Last week Nancy Graham and I presented at the ALISS Summer Conference about the CoPILOT community of practice, and how by sharing information literacy resources as OERs librarians are really advocating open education and acting as exemplars to other teachers. We talked about the background to the CoPILOT Committee being established – it is a sub group of the CILIP Information Literacy Group. We also talked about the DELILA project, the survey of librarians we completed last year and the CoPILOT project which was a 2 month project funded by JISC and the HEA to explore whether some of the OERs we created during the DELILA project could be used in an international context. Other than a fire alarm going off shortly into our talk, it was a good opportunity to talk about this work and to encourage those supporting researchers to share their materials as OERs. I was therefore really pleased to see the Jorum Research Data Management collection launched today.

Exploring social media as research data

Yesterday I was facilitating a new workshop at LSE, which we ran in conjunction with the Department of Media and Communications and LSE Library. Entitled, ‘Exploring Social Media as Research Data‘ we had a fully booked session, attracting mainly academic staff and PhD students from across the School. I was there to learn as much as the rest of the delegates and we have spent some time putting together a variety of sessions, which we designed to stimulate discussion.

The icebreaker was both playful and serious (reflecting much social media?) and a chance for people to get to know the rest of their table. We had them working in groups of around 6 or 7. Then we launched into an activity using extra large post-it notes where we asked them to come up with advantages and disadvantages of social media as a data sources. It was a chance to ‘crowd source’ ideas and we had a great number of positive and negative comments, from the free, easy to access nature of social media data, to issues of bias, privacy and ethics.

We had two case studies presented during the afternoon, the first from Pollyanna Ruiz from the Media and Comms department, who is a Research Fellow exploring protest groups and their use of social media. The second from Veronica Cheng in the Statistics department who has been using Weibo, the Chinese Twitter, to correlate sentiments about specific companies with their share prices. It was a chance to hear about how they harvest, analyse and store their data, and some of their findings.

John Southall, LSE Data Librarian and Ella McPherson from Media and Comms then explored the ethical and legal issues of social media data. We had quite an intense discussion about what was ‘informed consent’ and Ella drew our attention to the Ethics guide from the Association of Internet Researchers.
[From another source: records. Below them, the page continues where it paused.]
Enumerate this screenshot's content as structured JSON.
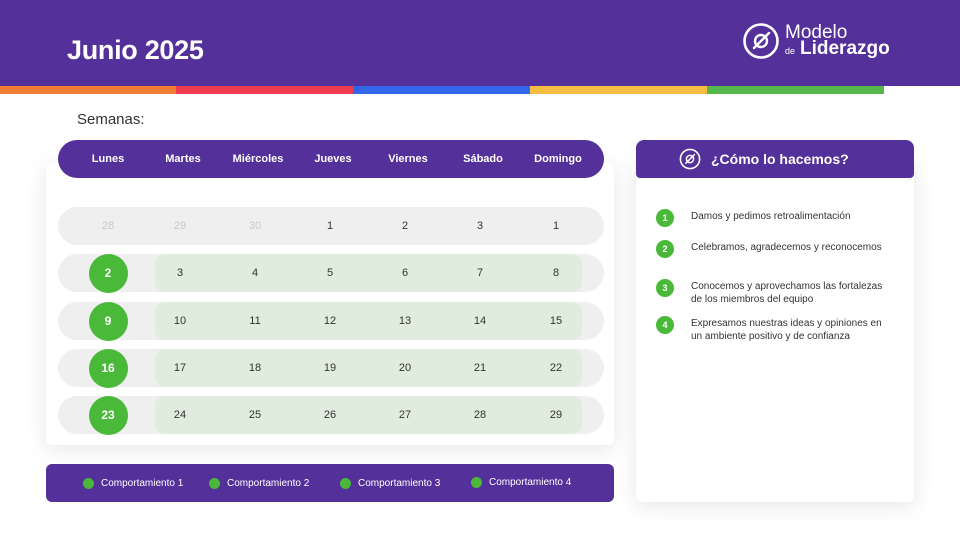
{
  "header": {
    "title": "Junio 2025"
  },
  "logo": {
    "line1": "Modelo",
    "line2a": "de",
    "line2b": "Liderazgo"
  },
  "colors": {
    "primary": "#54309a",
    "accent": "#4ab93a",
    "stripes": [
      "#f07d33",
      "#ef3b50",
      "#3167e8",
      "#f5bd41",
      "#55b64a"
    ]
  },
  "weeks_label": "Semanas:",
  "calendar": {
    "days": [
      "Lunes",
      "Martes",
      "Miércoles",
      "Jueves",
      "Viernes",
      "Sábado",
      "Domingo"
    ],
    "first_row": [
      {
        "n": "28",
        "muted": true
      },
      {
        "n": "29",
        "muted": true
      },
      {
        "n": "30",
        "muted": true
      },
      {
        "n": "1",
        "muted": false
      },
      {
        "n": "2",
        "muted": false
      },
      {
        "n": "3",
        "muted": false
      },
      {
        "n": "1",
        "muted": false
      }
    ],
    "weeks": [
      {
        "badge": "2",
        "days": [
          "3",
          "4",
          "5",
          "6",
          "7",
          "8"
        ]
      },
      {
        "badge": "9",
        "days": [
          "10",
          "11",
          "12",
          "13",
          "14",
          "15"
        ]
      },
      {
        "badge": "16",
        "days": [
          "17",
          "18",
          "19",
          "20",
          "21",
          "22"
        ]
      },
      {
        "badge": "23",
        "days": [
          "24",
          "25",
          "26",
          "27",
          "28",
          "29"
        ]
      }
    ]
  },
  "legend": [
    "Comportamiento 1",
    "Comportamiento 2",
    "Comportamiento 3",
    "Comportamiento 4"
  ],
  "how": {
    "title": "¿Cómo lo hacemos?",
    "icon": "compass-icon",
    "steps": [
      {
        "num": "1",
        "text": "Damos y pedimos retroalimentación"
      },
      {
        "num": "2",
        "text": "Celebramos, agradecemos y reconocemos"
      },
      {
        "num": "3",
        "text": "Conocemos y aprovechamos las fortalezas de los miembros del equipo"
      },
      {
        "num": "4",
        "text": "Expresamos nuestras ideas y opiniones en un ambiente positivo y de confianza"
      }
    ]
  }
}
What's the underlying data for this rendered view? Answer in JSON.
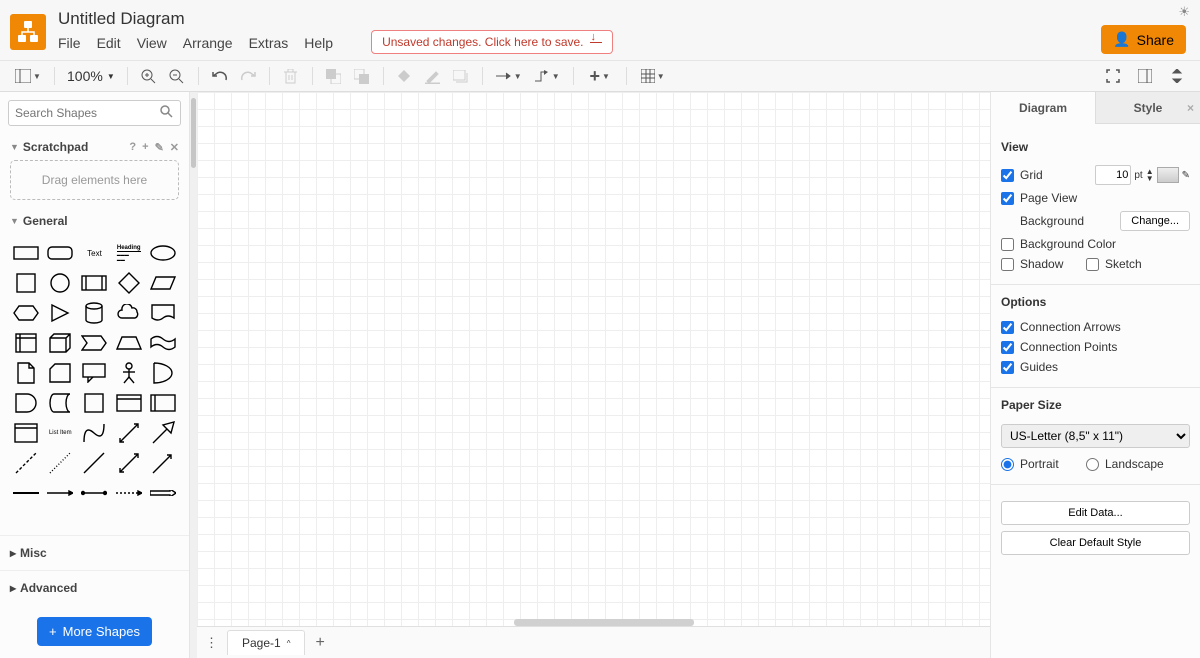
{
  "title": "Untitled Diagram",
  "menu": {
    "file": "File",
    "edit": "Edit",
    "view": "View",
    "arrange": "Arrange",
    "extras": "Extras",
    "help": "Help"
  },
  "unsaved_message": "Unsaved changes. Click here to save.",
  "share_label": "Share",
  "toolbar": {
    "zoom": "100%"
  },
  "sidebar": {
    "search_placeholder": "Search Shapes",
    "scratchpad_label": "Scratchpad",
    "scratchpad_help": "?",
    "scratchpad_drop": "Drag elements here",
    "general_label": "General",
    "misc_label": "Misc",
    "advanced_label": "Advanced",
    "more_shapes": "More Shapes"
  },
  "pages": {
    "page1": "Page-1"
  },
  "panel": {
    "tabs": {
      "diagram": "Diagram",
      "style": "Style"
    },
    "view_h": "View",
    "grid": "Grid",
    "grid_value": "10",
    "grid_unit": "pt",
    "page_view": "Page View",
    "background": "Background",
    "change": "Change...",
    "bg_color": "Background Color",
    "shadow": "Shadow",
    "sketch": "Sketch",
    "options_h": "Options",
    "conn_arrows": "Connection Arrows",
    "conn_points": "Connection Points",
    "guides": "Guides",
    "paper_h": "Paper Size",
    "paper_value": "US-Letter (8,5\" x 11\")",
    "portrait": "Portrait",
    "landscape": "Landscape",
    "edit_data": "Edit Data...",
    "clear_style": "Clear Default Style"
  }
}
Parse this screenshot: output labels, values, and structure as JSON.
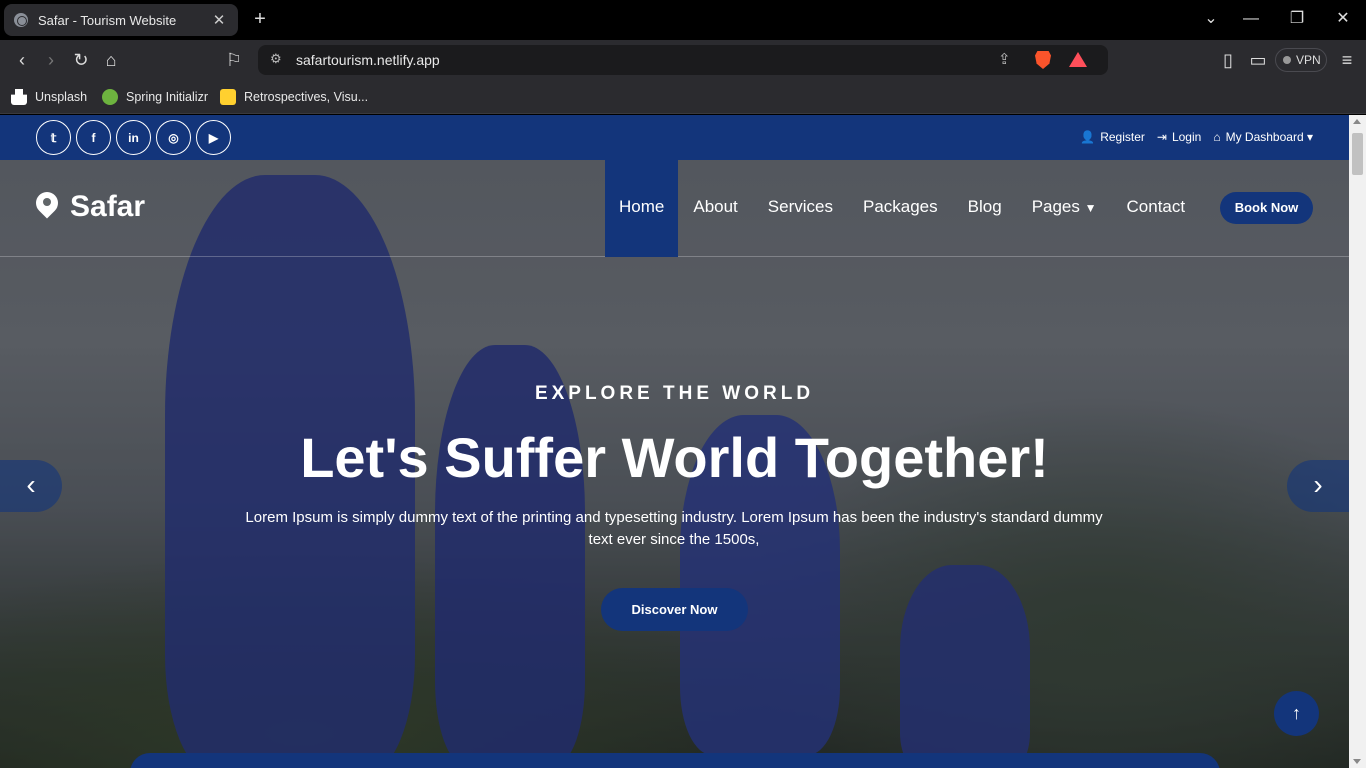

We have made some of the harvesting, analysis and visualisation tools available on a wiki. We also had a useful final session exploring in more detail 5 articles that use social media data sources and the methodologies they used. I really enjoyed what I hope will be the first in a new series of workshops and it was great to bring together so many researchers at LSE and hopefully to stimulate and support their work.